The dog was neutered, micro-chipped and registered to its previous owner. Police contacted the previous owner to determine the identity of the current owner on July 12.
“At the bare minimum, we’ll have some animal control violations we’ll pursue,” Gallacinao said. Such violations would be the fact that the pit bull wasn’t registered to its current owner and the pit bull may not have been properly restrained in public, which makes him subject to fines but not an arrest. The suspect will also be held responsible for the $1,000 in fees to hold the dog in custody plus the veterinary bills associated with its euthanasia.
But Gallacinao said it’s too soon to tell what, if any, criminal charges the pit bull’s owner may face.
“We are taking this matter seriously and will conduct a thorough investigation for any potential law violations,” he said.
According to the California Penal Code, if a dog bites a person causing substantial physical injury, and its owner reasonably knew about the vicious nature of the dog, that owner is guilty of a misdemeanor punishable by up to six months in jail and a fine up to $1,000.
The key to that charge, however is, the “reasonably knew” portion, as it is tough to prove owner responsibility in a case of animal aggression like this, said Scott Borgioli, president of the Humane Society of the Central Coast.
It’s all about forming a good case through talking to neighbors of the dog’s owner to see if the dog has displayed signs of aggression before, to conduct a thorough interrogation of the owner, to inspect the home environment of the dog, and to investigate whether or not the owner is involved in any type of gang activity, Borgioli said. If the incident is isolated, it might be a civil matter only.
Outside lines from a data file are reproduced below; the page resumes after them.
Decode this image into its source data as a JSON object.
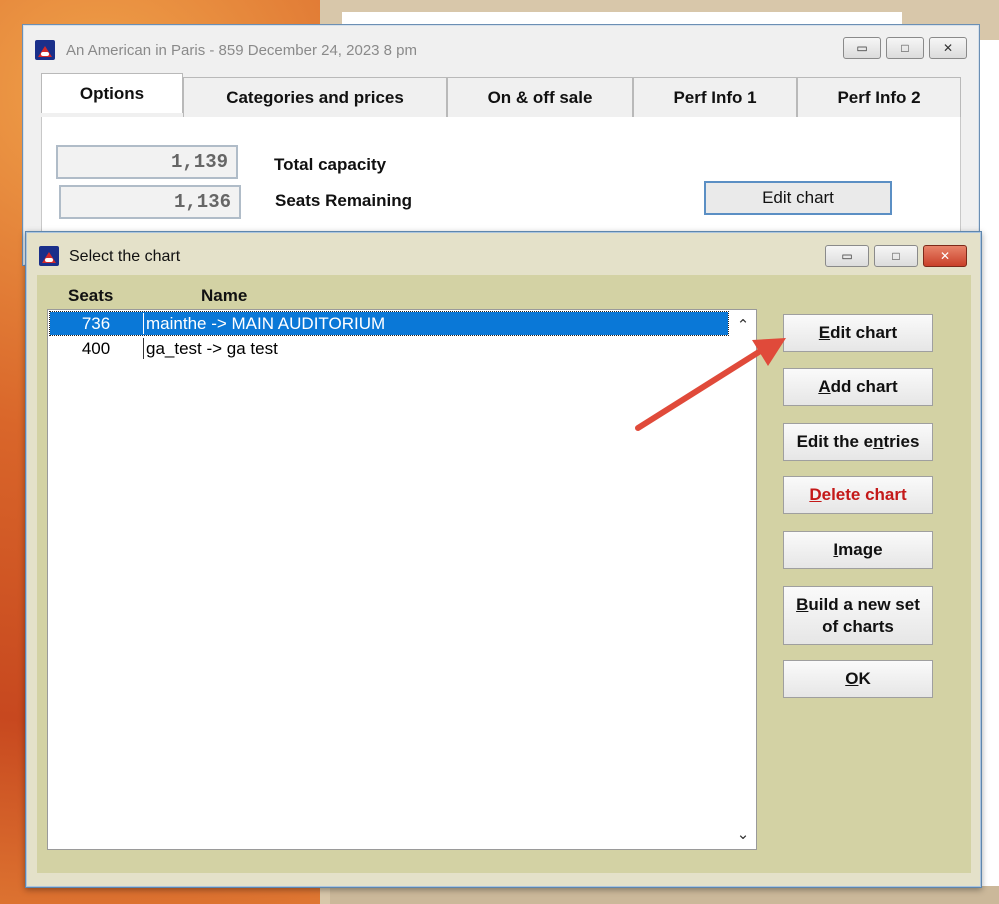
{
  "back_window": {
    "title": "An American in Paris - 859 December 24, 2023 8 pm",
    "tabs": [
      "Options",
      "Categories and prices",
      "On & off sale",
      "Perf Info 1",
      "Perf Info 2"
    ],
    "total_capacity_value": "1,139",
    "total_capacity_label": "Total capacity",
    "seats_remaining_value": "1,136",
    "seats_remaining_label": "Seats Remaining",
    "edit_chart_label": "Edit chart"
  },
  "dialog": {
    "title": "Select the chart",
    "columns": {
      "seats": "Seats",
      "name": "Name"
    },
    "rows": [
      {
        "seats": "736",
        "name": "mainthe -> MAIN AUDITORIUM",
        "selected": true
      },
      {
        "seats": "400",
        "name": "ga_test -> ga test",
        "selected": false
      }
    ],
    "buttons": {
      "edit_chart": {
        "accel": "E",
        "rest": "dit chart"
      },
      "add_chart": {
        "accel": "A",
        "rest": "dd chart"
      },
      "edit_entries": {
        "pre": "Edit the e",
        "accel": "n",
        "rest": "tries"
      },
      "delete_chart": {
        "accel": "D",
        "rest": "elete chart"
      },
      "image": {
        "accel": "I",
        "rest": "mage"
      },
      "build_set": {
        "accel": "B",
        "rest": "uild a new set",
        "line2": "of charts"
      },
      "ok": {
        "accel": "O",
        "rest": "K"
      }
    }
  },
  "colors": {
    "selection": "#0a78d7",
    "dialog_client": "#d3d2a4",
    "delete_text": "#c41919",
    "annotation_arrow": "#e04a3a"
  },
  "icons": {
    "window_controls": [
      "minimize-icon",
      "maximize-icon",
      "close-icon"
    ],
    "scroll": [
      "chevron-up-icon",
      "chevron-down-icon"
    ],
    "app": "theater-app-icon"
  }
}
But if it appears to be a situation in which the owner is aware – and even proud – of his dog’s attack skills, then the owner might be slapped with assault with a dangerous weapon charges.
“Unfortunately we see a lot of pit bull attacks, and usually what we’ll see is members of the gang community who allow their dog to go after another dog, while they just stand back and watch,” Borgioli said.
And the victims of these gang-member pit bull attacks can be anyone, not just rival gang members.
“It has something to do with the pride of the owner and the pride of their dogs muscles. It’s a macho thing,” he said.
Gallacinao would not reveal if the pit bull’s owner has any gang affiliation.
The pit bull suffers from a terrible reputation on account of attacks like these. But Borgioli said that most often, an aggressive pit bull is the product of its environment, not indicative of the breed itself.
“The problem with pit bull regulation is it targets the animal, not the owner,” he said. Borgioli said there should be stiffer penalties for owners of these aggressive animals, such as making it a felony to knowingly own an aggressive dog.
For Gilroy dog owners who may feel unsafe in light of the attack at Starbucks, Borgioli said to carry a sturdy walking stick while out with your dog. If a dog lurches at your or your pet, he said, shove the stick in its face while backing up as much as you can without letting go of the stick, and the aggressive dog will attack the stick instead of your animal.
If the Gilroy community wants to get serious about keeping aggressive animals off the street, then people shouldn’t hesitate to contact the Humane Society or the police for any aggressive dog incidents.
“The key to stop these things from happening is community involvement,” he said.